Last night, South Dakota State University guard Nate Wolters was drafted first by the Washington Wizards, then traded to the Philadelphia 76ers and finally landed in Milwaukee with the Bucks. He was drafted in the second round, 38th overall and lands on a roster with a star in the making point guard Brandon Jennings.
For me, it brings forward a question that I believe is a tough one to answer. Who was the better college basketball player; Nate Wolters or North Dakota State University’s Ben Woodside? The reason this is tough to answer is because the two guards never shared the floor together.
Woodside’s collegiate career ran from 2005-09 while Wolters career spanned 2009-13. The discussion, for me, is an interesting one regardless because of the impact they had not only on their team, but the attention each individual brought to the Summit League during their playing time.
For those that would argue Wolters was the better player, they will go to the impact Wolters had on his teammates. Wolters did not play on a team as talented as the one Woodside had and still the Jackrabbits qualified for the NCAA tournament in back-to-back years.
They will also say that Wolters offensive game was much more evolved than Woodside’s. Wolters was a better ball handler, therefore, much less likely to turn the ball over allowing himself to get either open or into the lane to create open shots for his teammates.

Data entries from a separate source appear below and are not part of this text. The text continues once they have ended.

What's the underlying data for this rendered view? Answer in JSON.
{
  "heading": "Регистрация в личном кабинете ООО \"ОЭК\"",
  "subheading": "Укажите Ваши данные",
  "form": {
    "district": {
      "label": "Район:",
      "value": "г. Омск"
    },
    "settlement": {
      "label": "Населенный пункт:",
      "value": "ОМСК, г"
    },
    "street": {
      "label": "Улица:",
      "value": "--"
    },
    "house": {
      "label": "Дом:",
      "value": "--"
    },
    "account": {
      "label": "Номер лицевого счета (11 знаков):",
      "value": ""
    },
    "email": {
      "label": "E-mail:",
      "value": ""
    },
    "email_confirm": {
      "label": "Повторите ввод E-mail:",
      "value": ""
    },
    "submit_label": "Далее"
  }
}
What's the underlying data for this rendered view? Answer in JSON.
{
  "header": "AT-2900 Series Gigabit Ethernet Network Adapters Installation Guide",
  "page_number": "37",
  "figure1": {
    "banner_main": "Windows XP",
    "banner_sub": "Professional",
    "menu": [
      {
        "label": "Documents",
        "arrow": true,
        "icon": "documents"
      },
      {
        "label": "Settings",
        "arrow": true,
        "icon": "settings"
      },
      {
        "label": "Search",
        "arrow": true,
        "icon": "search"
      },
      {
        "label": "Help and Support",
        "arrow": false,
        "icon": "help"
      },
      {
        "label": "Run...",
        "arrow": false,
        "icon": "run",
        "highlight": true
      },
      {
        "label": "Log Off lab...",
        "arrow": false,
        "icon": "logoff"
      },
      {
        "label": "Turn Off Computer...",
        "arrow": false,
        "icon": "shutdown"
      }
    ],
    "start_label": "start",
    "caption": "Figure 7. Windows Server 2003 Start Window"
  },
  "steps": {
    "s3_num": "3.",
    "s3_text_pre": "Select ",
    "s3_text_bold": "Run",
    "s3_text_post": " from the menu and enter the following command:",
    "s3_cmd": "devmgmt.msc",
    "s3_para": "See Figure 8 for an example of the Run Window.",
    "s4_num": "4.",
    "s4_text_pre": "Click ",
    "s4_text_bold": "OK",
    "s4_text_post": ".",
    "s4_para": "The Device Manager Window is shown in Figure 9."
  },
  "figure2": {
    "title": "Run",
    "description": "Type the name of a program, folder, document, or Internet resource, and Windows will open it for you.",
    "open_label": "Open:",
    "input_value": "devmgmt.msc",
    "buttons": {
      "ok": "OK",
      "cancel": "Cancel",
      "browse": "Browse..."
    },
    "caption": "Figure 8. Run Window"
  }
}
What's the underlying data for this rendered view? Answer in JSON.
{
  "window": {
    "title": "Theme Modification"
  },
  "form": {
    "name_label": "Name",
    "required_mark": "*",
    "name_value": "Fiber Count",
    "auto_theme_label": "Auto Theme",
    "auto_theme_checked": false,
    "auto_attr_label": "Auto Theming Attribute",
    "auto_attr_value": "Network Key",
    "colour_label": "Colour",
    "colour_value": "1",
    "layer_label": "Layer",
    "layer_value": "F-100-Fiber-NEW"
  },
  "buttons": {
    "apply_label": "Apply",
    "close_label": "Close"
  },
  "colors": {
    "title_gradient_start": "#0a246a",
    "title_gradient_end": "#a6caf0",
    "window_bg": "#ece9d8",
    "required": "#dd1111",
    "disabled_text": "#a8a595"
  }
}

Wolters was also a better rebounder, although that may had more to do with the fact he is nearly 6’5” instead of Woodside’s 5’11” stature. Regardless, Wolters was an aggressive rebounder when the time called for it.
Wolters had a mid-range game, especially his running floater, which was much better than Woodside’s. Wolter’s holds three all-time records at SDSU for points, assists and free throws made. He is the first Jackrabbit to be drafted into the NBA since Steve Lingenfelter in 1981.
For those that argue Woodside was the better player, they may give out the challenges that Woodside faced through is four years at NDSU. Three years of non-playoff eligibility. Woodside played with four players that went on to play pro ball somewhere. Woodside had one chance to make it to the NCAA tournament and had to do it against a much better Summit League than Wolters did.
He is the all-time leading scorer despite playing every game of his career with the second and seventh all-time leading scorers in Brett Winkelman and Mike Nelson respectively. He is undersized, even for a point guard, and still is NDSU’s all-time leader in free throws made and attempted.
His first step was so explosive that it left nearly anybody who tried to guard him in the dust. You couldn’t just give Woodside more room because he would bury you with the three. Woodside scored 37 points against the University of Kansas in his only NCAA tournament game.
NDSU men’s basketball was second fiddle to the women’s program until Woodside changed all of that. Don’t be shocked that if and when NDSU builds a new basketball arena that some part of it will bear his name.
In the end, these two may fit as 1a and 1b as greatest Summit League players ever. Keith Benson and George Hill are both up for discussion and maybe even Brett Winkelman of NDSU and his career. However, in the end, the conversation will always come back to who do you think was better, Wolters or Woodside? I’ll let you decide.